(Web page and app entries)
+===+

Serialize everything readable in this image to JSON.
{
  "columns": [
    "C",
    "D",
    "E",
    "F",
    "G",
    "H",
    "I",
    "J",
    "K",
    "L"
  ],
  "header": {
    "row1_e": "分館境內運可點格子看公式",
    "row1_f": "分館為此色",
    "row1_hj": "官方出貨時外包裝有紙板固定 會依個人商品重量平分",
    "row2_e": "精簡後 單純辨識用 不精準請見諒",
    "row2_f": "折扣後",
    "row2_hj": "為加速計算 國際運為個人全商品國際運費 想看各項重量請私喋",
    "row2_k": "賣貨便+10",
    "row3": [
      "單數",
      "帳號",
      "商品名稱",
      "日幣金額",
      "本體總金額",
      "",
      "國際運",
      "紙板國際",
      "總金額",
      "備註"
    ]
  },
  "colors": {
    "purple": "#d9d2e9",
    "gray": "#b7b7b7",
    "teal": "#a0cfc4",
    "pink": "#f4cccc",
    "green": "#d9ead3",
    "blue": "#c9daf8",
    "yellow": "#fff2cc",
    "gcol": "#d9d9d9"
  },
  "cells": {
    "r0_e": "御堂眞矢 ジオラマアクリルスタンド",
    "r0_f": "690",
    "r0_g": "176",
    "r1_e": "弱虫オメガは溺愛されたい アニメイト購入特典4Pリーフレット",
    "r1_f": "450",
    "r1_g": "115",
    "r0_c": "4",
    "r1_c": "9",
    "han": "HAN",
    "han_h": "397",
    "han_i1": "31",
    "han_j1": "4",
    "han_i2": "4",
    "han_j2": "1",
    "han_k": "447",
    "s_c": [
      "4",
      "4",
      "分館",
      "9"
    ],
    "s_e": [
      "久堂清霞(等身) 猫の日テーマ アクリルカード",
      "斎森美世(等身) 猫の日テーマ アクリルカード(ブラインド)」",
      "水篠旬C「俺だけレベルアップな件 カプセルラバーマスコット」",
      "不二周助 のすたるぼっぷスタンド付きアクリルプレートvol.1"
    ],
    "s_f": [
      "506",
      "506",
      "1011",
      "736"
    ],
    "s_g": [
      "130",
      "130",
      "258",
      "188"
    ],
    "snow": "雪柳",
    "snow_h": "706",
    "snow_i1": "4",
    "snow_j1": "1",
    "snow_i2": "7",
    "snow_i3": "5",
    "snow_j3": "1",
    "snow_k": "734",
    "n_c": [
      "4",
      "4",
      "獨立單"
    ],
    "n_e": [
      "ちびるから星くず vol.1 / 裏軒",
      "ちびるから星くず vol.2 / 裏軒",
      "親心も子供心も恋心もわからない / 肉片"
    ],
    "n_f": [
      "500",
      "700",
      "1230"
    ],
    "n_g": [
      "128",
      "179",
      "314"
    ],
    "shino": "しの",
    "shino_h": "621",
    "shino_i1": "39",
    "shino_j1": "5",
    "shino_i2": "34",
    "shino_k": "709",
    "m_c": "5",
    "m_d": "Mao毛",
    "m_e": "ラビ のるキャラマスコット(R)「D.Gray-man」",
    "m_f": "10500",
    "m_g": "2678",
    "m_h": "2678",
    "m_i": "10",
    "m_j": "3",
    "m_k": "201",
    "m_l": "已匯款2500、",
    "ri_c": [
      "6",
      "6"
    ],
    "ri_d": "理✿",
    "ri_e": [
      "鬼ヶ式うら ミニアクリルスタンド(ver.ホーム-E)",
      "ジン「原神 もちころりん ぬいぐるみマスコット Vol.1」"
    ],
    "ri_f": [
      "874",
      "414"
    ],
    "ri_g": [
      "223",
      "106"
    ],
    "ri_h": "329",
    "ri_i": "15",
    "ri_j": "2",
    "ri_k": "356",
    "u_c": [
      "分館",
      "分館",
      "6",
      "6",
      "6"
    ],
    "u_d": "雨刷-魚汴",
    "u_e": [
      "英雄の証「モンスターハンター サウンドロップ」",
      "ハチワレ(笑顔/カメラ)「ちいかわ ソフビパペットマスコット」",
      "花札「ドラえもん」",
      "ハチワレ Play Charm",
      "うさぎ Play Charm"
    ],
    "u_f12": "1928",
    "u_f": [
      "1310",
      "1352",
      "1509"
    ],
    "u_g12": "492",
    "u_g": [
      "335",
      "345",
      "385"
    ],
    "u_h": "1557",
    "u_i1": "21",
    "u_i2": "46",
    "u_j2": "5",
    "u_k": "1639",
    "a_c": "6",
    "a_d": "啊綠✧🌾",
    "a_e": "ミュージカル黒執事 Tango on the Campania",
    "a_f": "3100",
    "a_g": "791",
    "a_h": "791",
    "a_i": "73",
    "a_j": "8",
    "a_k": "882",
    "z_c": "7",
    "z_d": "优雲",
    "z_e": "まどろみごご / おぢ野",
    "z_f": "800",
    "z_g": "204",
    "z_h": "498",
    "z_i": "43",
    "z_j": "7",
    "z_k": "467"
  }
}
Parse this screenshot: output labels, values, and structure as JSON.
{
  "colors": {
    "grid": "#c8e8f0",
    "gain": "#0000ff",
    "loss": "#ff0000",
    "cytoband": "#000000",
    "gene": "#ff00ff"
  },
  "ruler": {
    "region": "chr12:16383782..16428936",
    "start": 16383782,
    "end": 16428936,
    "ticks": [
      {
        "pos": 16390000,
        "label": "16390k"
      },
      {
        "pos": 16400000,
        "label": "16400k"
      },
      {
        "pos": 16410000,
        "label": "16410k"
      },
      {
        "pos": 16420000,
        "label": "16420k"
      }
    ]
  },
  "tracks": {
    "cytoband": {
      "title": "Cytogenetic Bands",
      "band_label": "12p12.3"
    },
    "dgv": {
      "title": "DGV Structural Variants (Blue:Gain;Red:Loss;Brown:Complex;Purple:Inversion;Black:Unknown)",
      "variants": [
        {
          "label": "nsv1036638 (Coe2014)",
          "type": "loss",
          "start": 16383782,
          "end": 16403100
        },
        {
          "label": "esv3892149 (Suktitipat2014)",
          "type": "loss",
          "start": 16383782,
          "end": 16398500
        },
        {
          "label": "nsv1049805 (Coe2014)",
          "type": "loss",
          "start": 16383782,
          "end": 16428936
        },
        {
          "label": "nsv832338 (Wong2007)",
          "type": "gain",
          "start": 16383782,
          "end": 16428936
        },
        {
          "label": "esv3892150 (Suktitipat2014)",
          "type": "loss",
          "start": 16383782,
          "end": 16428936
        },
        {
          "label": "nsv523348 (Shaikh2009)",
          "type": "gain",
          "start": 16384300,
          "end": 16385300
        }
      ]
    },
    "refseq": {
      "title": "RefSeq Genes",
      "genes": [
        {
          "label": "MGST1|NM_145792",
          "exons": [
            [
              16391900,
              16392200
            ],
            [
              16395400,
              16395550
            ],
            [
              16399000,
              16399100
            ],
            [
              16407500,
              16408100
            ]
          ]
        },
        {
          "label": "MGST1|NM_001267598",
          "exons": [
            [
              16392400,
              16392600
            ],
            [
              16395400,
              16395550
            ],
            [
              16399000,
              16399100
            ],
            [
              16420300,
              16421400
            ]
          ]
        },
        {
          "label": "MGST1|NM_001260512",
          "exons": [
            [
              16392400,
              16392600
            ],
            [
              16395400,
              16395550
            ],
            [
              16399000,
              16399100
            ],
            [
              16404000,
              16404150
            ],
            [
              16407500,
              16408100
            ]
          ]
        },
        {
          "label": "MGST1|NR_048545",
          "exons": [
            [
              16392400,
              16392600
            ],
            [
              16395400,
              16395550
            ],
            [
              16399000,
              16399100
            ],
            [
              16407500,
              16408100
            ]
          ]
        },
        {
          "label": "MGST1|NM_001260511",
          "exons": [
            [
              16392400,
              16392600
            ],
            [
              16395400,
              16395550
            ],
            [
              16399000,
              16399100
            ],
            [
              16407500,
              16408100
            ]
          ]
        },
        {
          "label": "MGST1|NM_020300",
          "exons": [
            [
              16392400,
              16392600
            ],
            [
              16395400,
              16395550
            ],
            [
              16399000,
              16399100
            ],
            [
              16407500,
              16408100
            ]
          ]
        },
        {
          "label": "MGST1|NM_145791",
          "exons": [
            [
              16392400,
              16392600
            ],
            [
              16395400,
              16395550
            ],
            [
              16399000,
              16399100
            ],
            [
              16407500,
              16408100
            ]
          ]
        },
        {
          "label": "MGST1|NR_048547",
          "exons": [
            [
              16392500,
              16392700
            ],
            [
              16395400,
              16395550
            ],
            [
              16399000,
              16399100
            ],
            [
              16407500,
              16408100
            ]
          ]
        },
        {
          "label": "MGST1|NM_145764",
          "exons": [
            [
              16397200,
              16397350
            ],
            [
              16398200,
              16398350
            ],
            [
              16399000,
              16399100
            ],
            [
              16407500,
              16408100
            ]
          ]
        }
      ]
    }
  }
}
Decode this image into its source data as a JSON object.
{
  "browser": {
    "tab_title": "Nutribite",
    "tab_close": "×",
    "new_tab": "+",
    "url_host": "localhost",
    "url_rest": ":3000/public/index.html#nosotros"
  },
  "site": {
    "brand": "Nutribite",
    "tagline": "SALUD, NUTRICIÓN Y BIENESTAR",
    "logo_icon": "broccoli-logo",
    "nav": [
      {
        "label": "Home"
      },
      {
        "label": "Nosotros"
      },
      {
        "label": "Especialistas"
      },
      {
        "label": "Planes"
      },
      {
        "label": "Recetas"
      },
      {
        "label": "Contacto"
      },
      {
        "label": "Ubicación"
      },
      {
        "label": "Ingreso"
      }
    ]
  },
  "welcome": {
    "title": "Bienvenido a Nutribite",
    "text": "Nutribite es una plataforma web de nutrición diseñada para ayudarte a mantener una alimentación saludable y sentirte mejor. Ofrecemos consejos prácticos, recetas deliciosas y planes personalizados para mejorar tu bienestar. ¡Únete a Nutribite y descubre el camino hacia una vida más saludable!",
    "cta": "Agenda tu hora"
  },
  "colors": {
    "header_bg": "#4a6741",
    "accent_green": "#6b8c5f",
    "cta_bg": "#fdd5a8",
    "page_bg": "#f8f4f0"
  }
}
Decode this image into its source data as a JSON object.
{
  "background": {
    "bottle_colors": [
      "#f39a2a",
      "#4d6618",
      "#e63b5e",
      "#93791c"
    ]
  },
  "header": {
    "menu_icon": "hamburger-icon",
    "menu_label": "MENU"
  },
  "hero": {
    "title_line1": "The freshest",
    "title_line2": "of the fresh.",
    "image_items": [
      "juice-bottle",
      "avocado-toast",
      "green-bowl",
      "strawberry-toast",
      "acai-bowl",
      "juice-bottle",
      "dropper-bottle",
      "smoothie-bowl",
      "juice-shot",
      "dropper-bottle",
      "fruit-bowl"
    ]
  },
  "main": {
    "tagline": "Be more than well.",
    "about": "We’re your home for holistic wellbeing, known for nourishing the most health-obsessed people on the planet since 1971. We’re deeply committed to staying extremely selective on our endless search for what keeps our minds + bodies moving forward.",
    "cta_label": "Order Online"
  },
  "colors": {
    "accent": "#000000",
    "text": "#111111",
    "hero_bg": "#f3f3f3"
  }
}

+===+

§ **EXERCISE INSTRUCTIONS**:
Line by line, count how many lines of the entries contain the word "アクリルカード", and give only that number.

§ **ANSWER SECTION**:
2